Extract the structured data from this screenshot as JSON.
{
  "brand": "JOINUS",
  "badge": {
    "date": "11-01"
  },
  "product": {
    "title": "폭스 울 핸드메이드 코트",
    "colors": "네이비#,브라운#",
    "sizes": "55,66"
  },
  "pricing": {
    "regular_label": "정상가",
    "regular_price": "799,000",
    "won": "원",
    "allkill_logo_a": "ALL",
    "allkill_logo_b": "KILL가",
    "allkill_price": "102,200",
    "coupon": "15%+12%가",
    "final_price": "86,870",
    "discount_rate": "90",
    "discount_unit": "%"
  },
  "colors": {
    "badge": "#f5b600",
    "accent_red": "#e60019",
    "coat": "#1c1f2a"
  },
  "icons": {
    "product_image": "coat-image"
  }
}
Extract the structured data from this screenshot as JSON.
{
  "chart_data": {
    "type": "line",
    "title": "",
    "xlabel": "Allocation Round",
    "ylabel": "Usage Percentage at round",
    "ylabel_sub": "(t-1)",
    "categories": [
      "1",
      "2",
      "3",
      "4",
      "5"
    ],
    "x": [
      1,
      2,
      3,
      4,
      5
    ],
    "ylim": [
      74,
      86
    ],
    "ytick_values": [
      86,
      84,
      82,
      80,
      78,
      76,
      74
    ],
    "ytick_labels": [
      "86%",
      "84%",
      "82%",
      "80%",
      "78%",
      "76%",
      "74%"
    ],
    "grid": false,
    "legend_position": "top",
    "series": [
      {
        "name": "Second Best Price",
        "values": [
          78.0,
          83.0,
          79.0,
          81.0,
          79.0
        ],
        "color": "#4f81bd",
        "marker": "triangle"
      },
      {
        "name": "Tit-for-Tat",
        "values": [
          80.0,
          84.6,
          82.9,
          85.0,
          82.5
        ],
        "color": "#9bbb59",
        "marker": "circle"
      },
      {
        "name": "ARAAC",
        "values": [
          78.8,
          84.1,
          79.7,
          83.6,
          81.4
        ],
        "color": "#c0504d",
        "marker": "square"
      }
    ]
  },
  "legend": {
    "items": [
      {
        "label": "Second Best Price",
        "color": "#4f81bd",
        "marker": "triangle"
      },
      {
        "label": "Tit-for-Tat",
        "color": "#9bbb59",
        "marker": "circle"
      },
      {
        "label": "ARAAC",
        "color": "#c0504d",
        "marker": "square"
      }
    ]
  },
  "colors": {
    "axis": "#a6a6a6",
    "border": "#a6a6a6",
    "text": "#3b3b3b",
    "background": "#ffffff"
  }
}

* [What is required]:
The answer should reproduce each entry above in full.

* [Answer box]:
Extract the structured data from this screenshot as JSON.
{
  "brand": "JOINUS",
  "badge": {
    "date": "11-01"
  },
  "product": {
    "title": "폭스 울 핸드메이드 코트",
    "colors": "네이비#,브라운#",
    "sizes": "55,66"
  },
  "pricing": {
    "regular_label": "정상가",
    "regular_price": "799,000",
    "won": "원",
    "allkill_logo_a": "ALL",
    "allkill_logo_b": "KILL가",
    "allkill_price": "102,200",
    "coupon": "15%+12%가",
    "final_price": "86,870",
    "discount_rate": "90",
    "discount_unit": "%"
  },
  "colors": {
    "badge": "#f5b600",
    "accent_red": "#e60019",
    "coat": "#1c1f2a"
  },
  "icons": {
    "product_image": "coat-image"
  }
}
Extract the structured data from this screenshot as JSON.
{
  "chart_data": {
    "type": "line",
    "title": "",
    "xlabel": "Allocation Round",
    "ylabel": "Usage Percentage at round",
    "ylabel_sub": "(t-1)",
    "categories": [
      "1",
      "2",
      "3",
      "4",
      "5"
    ],
    "x": [
      1,
      2,
      3,
      4,
      5
    ],
    "ylim": [
      74,
      86
    ],
    "ytick_values": [
      86,
      84,
      82,
      80,
      78,
      76,
      74
    ],
    "ytick_labels": [
      "86%",
      "84%",
      "82%",
      "80%",
      "78%",
      "76%",
      "74%"
    ],
    "grid": false,
    "legend_position": "top",
    "series": [
      {
        "name": "Second Best Price",
        "values": [
          78.0,
          83.0,
          79.0,
          81.0,
          79.0
        ],
        "color": "#4f81bd",
        "marker": "triangle"
      },
      {
        "name": "Tit-for-Tat",
        "values": [
          80.0,
          84.6,
          82.9,
          85.0,
          82.5
        ],
        "color": "#9bbb59",
        "marker": "circle"
      },
      {
        "name": "ARAAC",
        "values": [
          78.8,
          84.1,
          79.7,
          83.6,
          81.4
        ],
        "color": "#c0504d",
        "marker": "square"
      }
    ]
  },
  "legend": {
    "items": [
      {
        "label": "Second Best Price",
        "color": "#4f81bd",
        "marker": "triangle"
      },
      {
        "label": "Tit-for-Tat",
        "color": "#9bbb59",
        "marker": "circle"
      },
      {
        "label": "ARAAC",
        "color": "#c0504d",
        "marker": "square"
      }
    ]
  },
  "colors": {
    "axis": "#a6a6a6",
    "border": "#a6a6a6",
    "text": "#3b3b3b",
    "background": "#ffffff"
  }
}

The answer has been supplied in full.